Dairy farmers in Vermont grow many crops to feed their cows. Corn for silage is a major crop. Other crops include timothy grass, orchard grass, alfalfa, red clover, white clover and reed carnary grass. Another crop that is used by Vermont farmers is a mixture of field peas, oats and triticale. This mixture of crops adds nitrogen to the soil and provides a feed that is rich in protein for the cows.
Dairy farmers work hard to protect the environment everyday. Vermont dairy farmers live on the land, enjoying hunting, fishing and clean water for their families. In the past 5 year’s, Vermont dairy farmers have invested $20 million of their own money in practices on their farm to protect water quality. These practices include manure storage facilities to store manure through the winter months, collection systems for milk house waste and silage runoff as well as collecting rain water when it runs off farm roofs so this water will not run across the farm yards.
Vermont farmers are always looking for new methods to protect the environment. Farmers in the lake Champlain basin are using new machinery to aerate land in preparation for manure application. Cutting small slits in the land prior to manure application allows the manure to sink into the soil where its fertilizer benefits are the greatest. This practice also keeps the manure on the land reducing runoff during rain storms.
Farmers are also looking at new uses for manure – such as digesting the manure to produce methane for energy production.
Vermont is a leader in the production of energy from cow manure. The anaerobic digestion of cow manure to methane gas has been adopted on 10 Vermont farms. These farms are producing methane that is burn to generate electricity – this electricity is sold to the power company. Vermont is a leader with more manure methane digesters per capita (human and cows) in the nation. These are more manure methane digesters planned for the state in 2010 and 2011.

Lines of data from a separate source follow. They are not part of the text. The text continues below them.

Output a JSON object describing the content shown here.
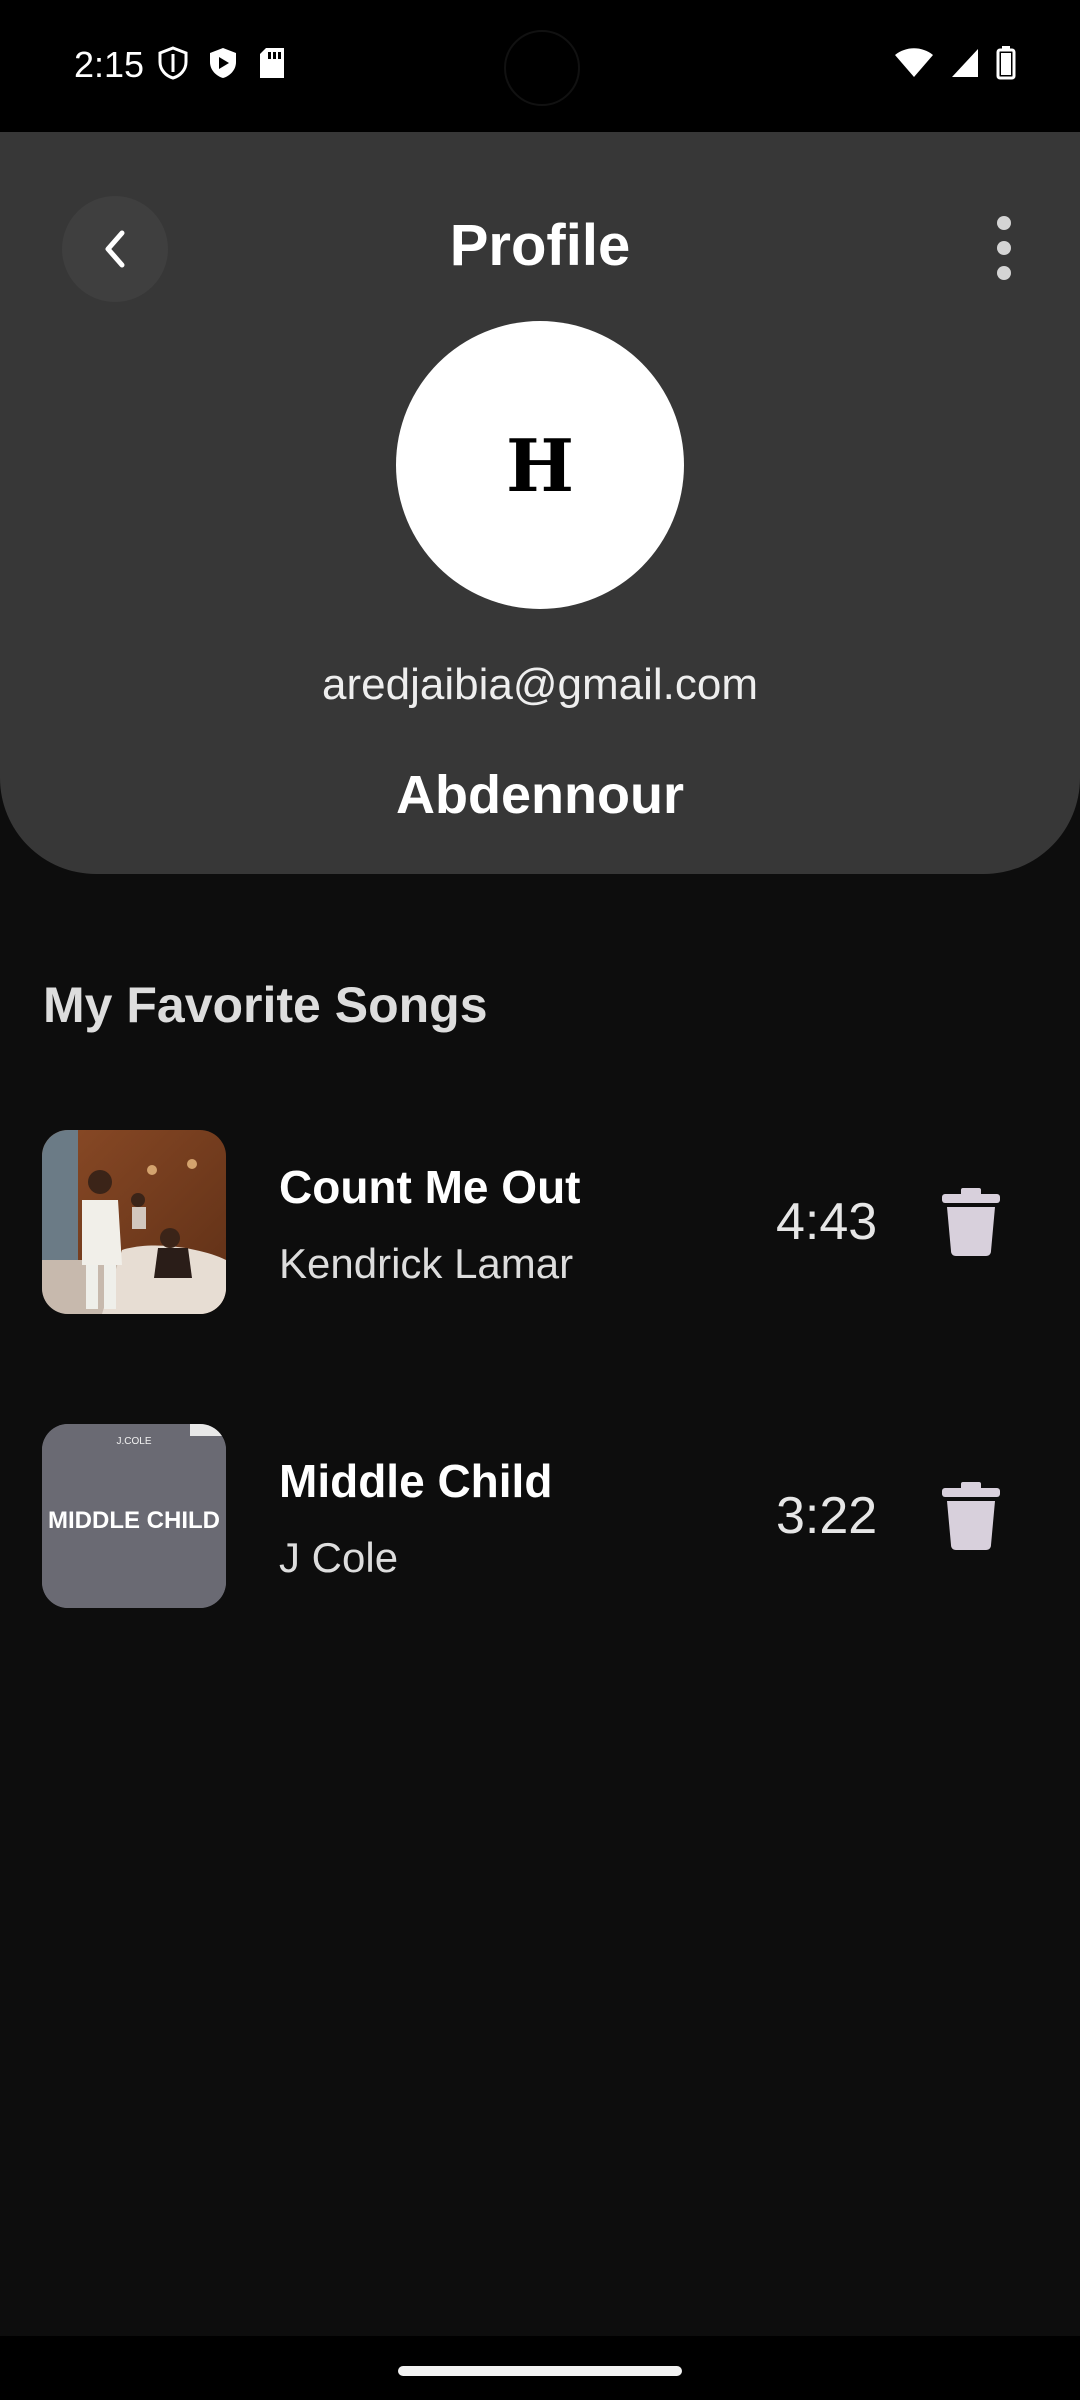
{
  "status_bar": {
    "time": "2:15"
  },
  "header": {
    "title": "Profile"
  },
  "profile": {
    "avatar_initial": "H",
    "email": "aredjaibia@gmail.com",
    "name": "Abdennour"
  },
  "favorites": {
    "title": "My Favorite Songs",
    "songs": [
      {
        "title": "Count Me Out",
        "artist": "Kendrick Lamar",
        "duration": "4:43"
      },
      {
        "title": "Middle Child",
        "artist": "J Cole",
        "duration": "3:22",
        "cover_text": "MIDDLE CHILD",
        "cover_top_text": "J.COLE"
      }
    ]
  },
  "colors": {
    "background": "#0d0d0d",
    "card": "#373737",
    "accent_icon": "#d8d0dc"
  }
}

Cows are the world’s greatest recyclers – they can eat food byproducts that humans cannot digest and turn the by-products into milk and meat. The production of food for humans produces by-products that would end up in landfills if cows did not eat these products. Orange juice, sugar (from beets), beer and whiskey production all produce by products that cows consume. Orange juice production produces citrus pulp – all the skins, seeds and pulp left over after the juice is removed can be consumed by cows. The same for sugar beets – once the sugar is extracted, the remaining pulp – beet pulp – can be fed to dairy cows. Beer and Whiskey are produced using mashes of grains – once the liquids are removed, the remaining mash can be feed to cows – brewers mash and distiller grains are the two products.
The consumption of these byproducts by cows keeps this material out of the landfill and produces useful products such as milk and meat from materials that humans cannot digest.